Michael W. Smith's success as a CCM crossover singer/songwriter has tended to obscure his major talent, which is, simply, as a composer of music. In 2000, he emphasized that talent with the all-instrumental album Freedom, and 11 years later he does so again on Glory. This time, Smith, a master of synthesized keyboards, has chosen to try his hand at acoustic orchestral music, employing the London Symphonica conducted by David Hamilton, who orchestrated his compositions. Smith himself plays acoustic piano. The instrumentation accentuates the composer's debts to European classical music, especially of the Romantic era. That's not surprising, given his affection for major-key melodiousness, in which grand themes are delivered warmly, if with a tendency toward bombast. However lyrical a piano figure may be in Smith's music, a crescendo leading to a triumphant climax is never far away.
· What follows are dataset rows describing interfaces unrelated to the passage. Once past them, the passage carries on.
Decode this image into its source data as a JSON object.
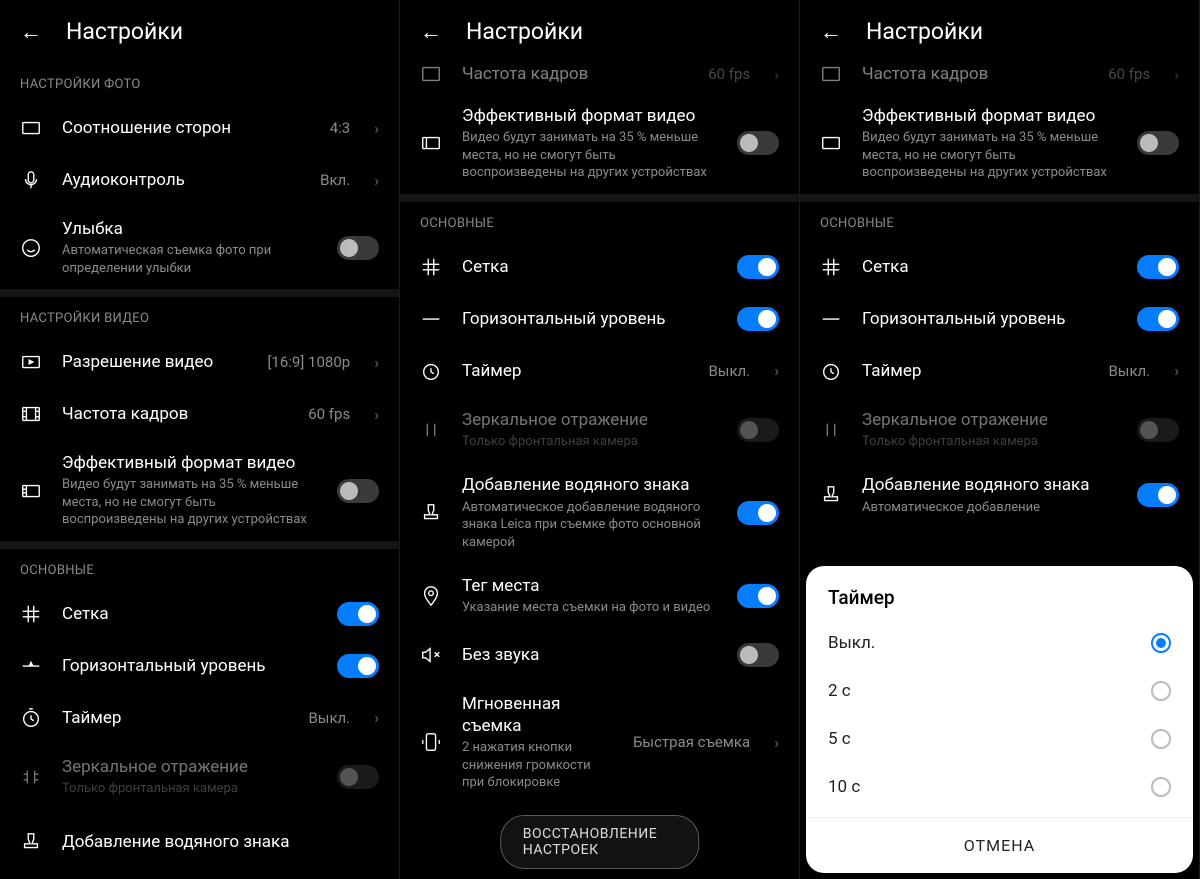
{
  "header": {
    "title": "Настройки"
  },
  "sections": {
    "photo": "НАСТРОЙКИ ФОТО",
    "video": "НАСТРОЙКИ ВИДЕО",
    "general": "ОСНОВНЫЕ"
  },
  "rows": {
    "aspect_ratio": {
      "label": "Соотношение сторон",
      "value": "4:3"
    },
    "audio_control": {
      "label": "Аудиоконтроль",
      "value": "Вкл."
    },
    "smile": {
      "label": "Улыбка",
      "sub": "Автоматическая съемка фото при определении улыбки"
    },
    "video_res": {
      "label": "Разрешение видео",
      "value": "[16:9] 1080p"
    },
    "frame_rate": {
      "label": "Частота кадров",
      "value": "60 fps"
    },
    "eff_video": {
      "label": "Эффективный формат видео",
      "sub": "Видео будут занимать на 35 % меньше места, но не смогут быть воспроизведены на других устройствах"
    },
    "grid": {
      "label": "Сетка"
    },
    "horizon": {
      "label": "Горизонтальный уровень"
    },
    "timer": {
      "label": "Таймер",
      "value": "Выкл."
    },
    "mirror": {
      "label": "Зеркальное отражение",
      "sub": "Только фронтальная камера"
    },
    "watermark": {
      "label": "Добавление водяного знака",
      "sub": "Автоматическое добавление водяного знака Leica при съемке фото основной камерой"
    },
    "watermark_short": {
      "label": "Добавление водяного знака",
      "sub": "Автоматическое добавление"
    },
    "geo": {
      "label": "Тег места",
      "sub": "Указание места съемки на фото и видео"
    },
    "mute": {
      "label": "Без звука"
    },
    "quick": {
      "label": "Мгновенная съемка",
      "sub": "2 нажатия кнопки снижения громкости при блокировке",
      "value": "Быстрая съемка"
    },
    "frame_rate_cut": {
      "label": "Частота кадров",
      "value": "60 fps"
    }
  },
  "restore": "ВОССТАНОВЛЕНИЕ НАСТРОЕК",
  "dialog": {
    "title": "Таймер",
    "options": [
      "Выкл.",
      "2 с",
      "5 с",
      "10 с"
    ],
    "cancel": "ОТМЕНА"
  }
}
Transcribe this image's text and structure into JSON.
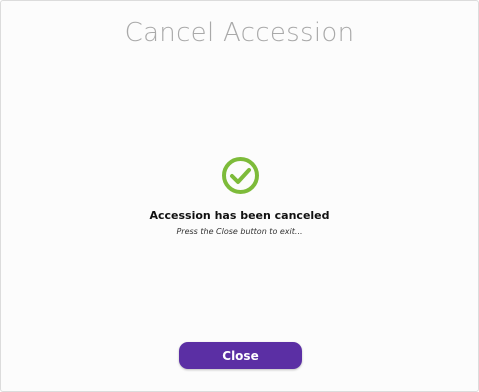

Smith's intentions are signaled by the overall album title, which refers not only to his Christian religion, but also to other forms of exaltation, such as that suggested by "Patriot," which has a hint of the old folk tune "Shenandoah," and "Heroes," with its lone trumpet (played by Jeff Bailey) seeming to mark it as a candidate for use in a military funeral. "Whitaker's Wonder," on the other hand, might be a lost section of Tchaikovsky's "Nutcracker," and evokes a vision of ballet dancers prancing across a stage. Guitarist Mark Baldwin duets with the composer on "Joy Follows Suffering," while violinist Gabrielle Lester dovetails with his playing on "Atonement," both melancholy tunes leading, inevitably, to more wholesome resolutions. In Smith's music, sadness may be suggested, but only as a difficulty leading to, as the buoyant, celebratory "Redemption" implies, a satisfying conclusion that his faithful listeners will understand, without any words being sung, is brought about by Christian faith.
William Ruhlmann, Rovi